Update: the deadline for abstracts has been extended to August 1, 2012. You may send abstracts to: firstname.lastname@example.org
"Am I on the spectrum?" asks Abed Nadir, a character on the show Community. He then provides an answer: "None of your business." His joke presumes that the audience will understand this reference to the autism spectrum, and Community introduces the topic of Asperger's Syndrome in its pilot episode. Since the publication of Temple Grandin's work on autism in 1986, there has been a textual explosion of work on Asperger's Syndrome and the autism spectrum. Changes to the DSM-V will replace Asperger's Syndrome with Autistic Spectrum Disorder, a broadening that could threaten the culture that aspie/AS-identified people have produced in the form of literature and visual media. This volume would explore representations of autism within popular culture. Potential topics might include, but are not limited to:

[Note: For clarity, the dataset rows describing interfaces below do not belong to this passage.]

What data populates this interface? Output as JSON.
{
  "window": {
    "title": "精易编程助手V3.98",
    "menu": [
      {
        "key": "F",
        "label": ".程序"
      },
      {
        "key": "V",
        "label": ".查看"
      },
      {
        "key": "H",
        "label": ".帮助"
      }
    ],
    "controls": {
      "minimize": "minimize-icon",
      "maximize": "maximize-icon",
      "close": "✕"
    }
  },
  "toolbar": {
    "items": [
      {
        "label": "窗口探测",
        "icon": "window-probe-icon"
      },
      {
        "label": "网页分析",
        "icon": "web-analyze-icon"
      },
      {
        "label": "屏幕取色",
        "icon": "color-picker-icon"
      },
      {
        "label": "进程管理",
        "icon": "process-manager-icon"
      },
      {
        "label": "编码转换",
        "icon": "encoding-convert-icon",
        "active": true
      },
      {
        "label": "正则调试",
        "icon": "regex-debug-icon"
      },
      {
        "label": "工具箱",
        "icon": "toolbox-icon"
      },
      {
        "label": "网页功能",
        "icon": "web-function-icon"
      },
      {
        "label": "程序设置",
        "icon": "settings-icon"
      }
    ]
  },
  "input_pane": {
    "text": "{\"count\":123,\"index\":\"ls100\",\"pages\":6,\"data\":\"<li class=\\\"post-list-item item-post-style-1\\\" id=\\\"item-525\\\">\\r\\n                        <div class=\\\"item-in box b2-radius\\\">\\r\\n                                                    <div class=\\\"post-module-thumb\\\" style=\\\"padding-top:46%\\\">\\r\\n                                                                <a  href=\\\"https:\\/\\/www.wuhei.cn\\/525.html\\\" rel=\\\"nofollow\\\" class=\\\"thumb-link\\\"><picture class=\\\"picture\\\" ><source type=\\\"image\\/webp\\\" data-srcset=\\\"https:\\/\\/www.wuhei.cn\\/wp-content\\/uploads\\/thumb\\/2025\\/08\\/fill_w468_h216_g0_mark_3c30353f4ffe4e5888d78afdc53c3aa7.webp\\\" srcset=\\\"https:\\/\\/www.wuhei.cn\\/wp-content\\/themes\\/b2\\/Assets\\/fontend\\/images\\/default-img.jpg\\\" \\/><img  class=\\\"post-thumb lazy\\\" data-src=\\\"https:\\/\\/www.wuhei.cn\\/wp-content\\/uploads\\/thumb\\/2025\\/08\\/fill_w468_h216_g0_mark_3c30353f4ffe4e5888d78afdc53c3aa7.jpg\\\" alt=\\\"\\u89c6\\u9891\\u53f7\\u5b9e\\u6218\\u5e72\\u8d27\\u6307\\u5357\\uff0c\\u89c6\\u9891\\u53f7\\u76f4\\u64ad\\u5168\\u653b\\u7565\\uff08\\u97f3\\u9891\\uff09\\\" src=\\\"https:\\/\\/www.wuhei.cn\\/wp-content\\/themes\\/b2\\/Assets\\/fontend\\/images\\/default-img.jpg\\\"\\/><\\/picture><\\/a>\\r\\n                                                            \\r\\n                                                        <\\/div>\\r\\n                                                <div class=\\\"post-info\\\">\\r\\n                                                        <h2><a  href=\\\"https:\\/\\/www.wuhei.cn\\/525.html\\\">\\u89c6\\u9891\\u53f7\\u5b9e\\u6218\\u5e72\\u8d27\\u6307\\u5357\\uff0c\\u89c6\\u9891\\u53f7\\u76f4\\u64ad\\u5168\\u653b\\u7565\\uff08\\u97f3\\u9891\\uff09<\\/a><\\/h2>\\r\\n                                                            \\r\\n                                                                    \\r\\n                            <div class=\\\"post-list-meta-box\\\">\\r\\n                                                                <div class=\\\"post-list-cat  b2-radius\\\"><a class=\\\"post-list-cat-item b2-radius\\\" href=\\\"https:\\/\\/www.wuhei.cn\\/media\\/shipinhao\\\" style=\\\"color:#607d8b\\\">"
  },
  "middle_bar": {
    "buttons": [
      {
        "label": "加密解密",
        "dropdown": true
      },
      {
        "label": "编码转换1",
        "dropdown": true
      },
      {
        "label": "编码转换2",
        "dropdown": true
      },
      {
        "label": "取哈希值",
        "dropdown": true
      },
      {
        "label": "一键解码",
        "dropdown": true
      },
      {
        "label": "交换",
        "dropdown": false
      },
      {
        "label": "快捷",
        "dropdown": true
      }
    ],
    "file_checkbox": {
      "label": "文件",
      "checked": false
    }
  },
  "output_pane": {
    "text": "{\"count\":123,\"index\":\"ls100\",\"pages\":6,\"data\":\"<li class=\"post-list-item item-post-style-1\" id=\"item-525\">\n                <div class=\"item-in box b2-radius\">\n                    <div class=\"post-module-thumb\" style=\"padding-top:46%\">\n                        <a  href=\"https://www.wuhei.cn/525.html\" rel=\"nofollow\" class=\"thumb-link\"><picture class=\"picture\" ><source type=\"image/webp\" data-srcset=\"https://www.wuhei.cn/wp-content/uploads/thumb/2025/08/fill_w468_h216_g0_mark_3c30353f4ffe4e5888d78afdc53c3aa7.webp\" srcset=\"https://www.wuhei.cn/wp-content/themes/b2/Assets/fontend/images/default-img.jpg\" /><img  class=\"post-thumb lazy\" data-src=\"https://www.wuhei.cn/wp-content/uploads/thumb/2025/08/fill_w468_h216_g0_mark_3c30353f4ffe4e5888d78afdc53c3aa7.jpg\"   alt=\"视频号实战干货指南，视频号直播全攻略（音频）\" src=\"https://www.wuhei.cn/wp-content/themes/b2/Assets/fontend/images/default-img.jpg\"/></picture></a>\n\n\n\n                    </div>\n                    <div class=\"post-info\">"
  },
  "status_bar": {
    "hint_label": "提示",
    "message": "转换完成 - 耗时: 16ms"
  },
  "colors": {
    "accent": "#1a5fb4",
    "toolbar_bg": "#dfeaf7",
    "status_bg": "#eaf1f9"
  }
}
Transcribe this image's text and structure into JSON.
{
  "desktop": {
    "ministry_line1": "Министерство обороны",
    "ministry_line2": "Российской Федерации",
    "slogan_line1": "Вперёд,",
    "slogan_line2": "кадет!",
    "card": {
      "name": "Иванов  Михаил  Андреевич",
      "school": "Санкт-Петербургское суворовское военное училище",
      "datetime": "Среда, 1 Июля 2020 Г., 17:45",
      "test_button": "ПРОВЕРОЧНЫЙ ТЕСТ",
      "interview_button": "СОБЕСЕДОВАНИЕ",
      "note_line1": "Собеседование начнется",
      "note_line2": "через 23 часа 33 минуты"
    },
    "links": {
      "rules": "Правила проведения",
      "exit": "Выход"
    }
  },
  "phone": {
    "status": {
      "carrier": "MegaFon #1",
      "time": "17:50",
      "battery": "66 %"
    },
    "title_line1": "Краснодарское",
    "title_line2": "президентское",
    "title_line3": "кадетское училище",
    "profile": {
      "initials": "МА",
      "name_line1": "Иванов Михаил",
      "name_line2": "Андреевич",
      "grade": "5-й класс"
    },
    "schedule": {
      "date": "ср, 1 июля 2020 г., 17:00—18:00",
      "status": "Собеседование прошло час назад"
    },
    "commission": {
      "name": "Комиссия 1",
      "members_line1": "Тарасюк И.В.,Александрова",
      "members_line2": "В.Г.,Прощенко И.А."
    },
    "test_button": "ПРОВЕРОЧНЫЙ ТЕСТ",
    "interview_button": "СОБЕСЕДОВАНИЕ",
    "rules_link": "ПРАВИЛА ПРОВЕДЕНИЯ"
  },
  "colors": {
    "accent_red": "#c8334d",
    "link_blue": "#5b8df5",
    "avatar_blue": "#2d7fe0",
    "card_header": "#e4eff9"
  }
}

The autism spectrum on television: Glee, Parenthood, Community, Criminal Minds, and other programs.
Cinematic representations: Adam, The Social Network, Mozart and the Whale, Temple Grandin, Molly, Rain Man.
Youtube films made by people on the spectrum (including vlogs like Wrong Planet and Injured Minds)
Literary characters on the spectrum.
Nonfiction by Hans Asperger, John Elder Robison, Temple Grandin, Kamila Markram, Rudy Simone, Jesse Saperstein, and others.
Aspergirl culture and the popular representation of women on the spectrum.
Youth culture and the neurodiversity movement.
Parallels between aspie culture and nerd culture.
Autism in academia.
Gender and sexuality on the spectrum.
Theories (such as Intense World Theory) applied to autism.
Histories of autism and premodern representations.
Abstracts (500-1000 words) are due by August 1/2012
Send abstracts to: email@example.com